- [Available records]:
■ ■ ■ ■ ■
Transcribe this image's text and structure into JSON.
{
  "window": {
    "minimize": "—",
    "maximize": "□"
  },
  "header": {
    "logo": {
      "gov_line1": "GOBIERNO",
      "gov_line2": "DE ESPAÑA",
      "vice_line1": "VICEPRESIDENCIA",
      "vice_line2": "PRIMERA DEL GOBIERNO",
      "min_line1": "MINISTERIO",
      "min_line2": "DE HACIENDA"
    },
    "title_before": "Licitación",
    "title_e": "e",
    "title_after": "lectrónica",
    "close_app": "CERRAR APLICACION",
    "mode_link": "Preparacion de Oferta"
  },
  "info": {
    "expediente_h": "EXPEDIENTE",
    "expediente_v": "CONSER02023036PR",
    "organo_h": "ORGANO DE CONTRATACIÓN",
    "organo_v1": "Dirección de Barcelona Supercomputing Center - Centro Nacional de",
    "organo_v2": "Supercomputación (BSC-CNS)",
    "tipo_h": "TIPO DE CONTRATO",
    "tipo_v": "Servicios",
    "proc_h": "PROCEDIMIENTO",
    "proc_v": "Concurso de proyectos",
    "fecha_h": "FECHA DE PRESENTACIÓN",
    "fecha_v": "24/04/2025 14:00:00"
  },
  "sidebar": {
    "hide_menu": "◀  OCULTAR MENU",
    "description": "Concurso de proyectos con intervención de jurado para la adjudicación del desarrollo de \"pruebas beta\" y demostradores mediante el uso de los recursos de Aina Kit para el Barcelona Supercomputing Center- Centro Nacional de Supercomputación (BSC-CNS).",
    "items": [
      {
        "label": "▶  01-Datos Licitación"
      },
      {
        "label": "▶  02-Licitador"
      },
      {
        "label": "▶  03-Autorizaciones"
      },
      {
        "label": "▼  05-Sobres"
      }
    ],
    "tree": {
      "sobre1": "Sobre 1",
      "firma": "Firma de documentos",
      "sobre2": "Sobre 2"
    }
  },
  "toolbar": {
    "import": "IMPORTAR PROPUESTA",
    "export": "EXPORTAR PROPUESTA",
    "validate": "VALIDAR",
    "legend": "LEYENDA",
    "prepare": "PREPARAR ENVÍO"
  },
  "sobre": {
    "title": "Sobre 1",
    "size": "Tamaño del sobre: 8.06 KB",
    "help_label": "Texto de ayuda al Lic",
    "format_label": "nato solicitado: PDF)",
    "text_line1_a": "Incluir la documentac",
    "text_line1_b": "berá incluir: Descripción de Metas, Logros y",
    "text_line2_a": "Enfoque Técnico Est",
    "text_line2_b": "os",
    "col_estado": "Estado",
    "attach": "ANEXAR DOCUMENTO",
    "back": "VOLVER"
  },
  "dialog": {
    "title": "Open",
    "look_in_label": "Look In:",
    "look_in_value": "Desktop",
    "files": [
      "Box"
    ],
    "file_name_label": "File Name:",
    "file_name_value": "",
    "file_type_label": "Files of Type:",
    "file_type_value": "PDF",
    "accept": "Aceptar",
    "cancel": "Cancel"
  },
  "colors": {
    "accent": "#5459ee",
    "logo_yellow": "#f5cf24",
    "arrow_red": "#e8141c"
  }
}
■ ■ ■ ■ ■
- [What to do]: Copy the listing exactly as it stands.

- [Finished exercise]:
Transcribe this image's text and structure into JSON.
{
  "window": {
    "minimize": "—",
    "maximize": "□"
  },
  "header": {
    "logo": {
      "gov_line1": "GOBIERNO",
      "gov_line2": "DE ESPAÑA",
      "vice_line1": "VICEPRESIDENCIA",
      "vice_line2": "PRIMERA DEL GOBIERNO",
      "min_line1": "MINISTERIO",
      "min_line2": "DE HACIENDA"
    },
    "title_before": "Licitación",
    "title_e": "e",
    "title_after": "lectrónica",
    "close_app": "CERRAR APLICACION",
    "mode_link": "Preparacion de Oferta"
  },
  "info": {
    "expediente_h": "EXPEDIENTE",
    "expediente_v": "CONSER02023036PR",
    "organo_h": "ORGANO DE CONTRATACIÓN",
    "organo_v1": "Dirección de Barcelona Supercomputing Center - Centro Nacional de",
    "organo_v2": "Supercomputación (BSC-CNS)",
    "tipo_h": "TIPO DE CONTRATO",
    "tipo_v": "Servicios",
    "proc_h": "PROCEDIMIENTO",
    "proc_v": "Concurso de proyectos",
    "fecha_h": "FECHA DE PRESENTACIÓN",
    "fecha_v": "24/04/2025 14:00:00"
  },
  "sidebar": {
    "hide_menu": "◀  OCULTAR MENU",
    "description": "Concurso de proyectos con intervención de jurado para la adjudicación del desarrollo de \"pruebas beta\" y demostradores mediante el uso de los recursos de Aina Kit para el Barcelona Supercomputing Center- Centro Nacional de Supercomputación (BSC-CNS).",
    "items": [
      {
        "label": "▶  01-Datos Licitación"
      },
      {
        "label": "▶  02-Licitador"
      },
      {
        "label": "▶  03-Autorizaciones"
      },
      {
        "label": "▼  05-Sobres"
      }
    ],
    "tree": {
      "sobre1": "Sobre 1",
      "firma": "Firma de documentos",
      "sobre2": "Sobre 2"
    }
  },
  "toolbar": {
    "import": "IMPORTAR PROPUESTA",
    "export": "EXPORTAR PROPUESTA",
    "validate": "VALIDAR",
    "legend": "LEYENDA",
    "prepare": "PREPARAR ENVÍO"
  },
  "sobre": {
    "title": "Sobre 1",
    "size": "Tamaño del sobre: 8.06 KB",
    "help_label": "Texto de ayuda al Lic",
    "format_label": "nato solicitado: PDF)",
    "text_line1_a": "Incluir la documentac",
    "text_line1_b": "berá incluir: Descripción de Metas, Logros y",
    "text_line2_a": "Enfoque Técnico Est",
    "text_line2_b": "os",
    "col_estado": "Estado",
    "attach": "ANEXAR DOCUMENTO",
    "back": "VOLVER"
  },
  "dialog": {
    "title": "Open",
    "look_in_label": "Look In:",
    "look_in_value": "Desktop",
    "files": [
      "Box"
    ],
    "file_name_label": "File Name:",
    "file_name_value": "",
    "file_type_label": "Files of Type:",
    "file_type_value": "PDF",
    "accept": "Aceptar",
    "cancel": "Cancel"
  },
  "colors": {
    "accent": "#5459ee",
    "logo_yellow": "#f5cf24",
    "arrow_red": "#e8141c"
  }
}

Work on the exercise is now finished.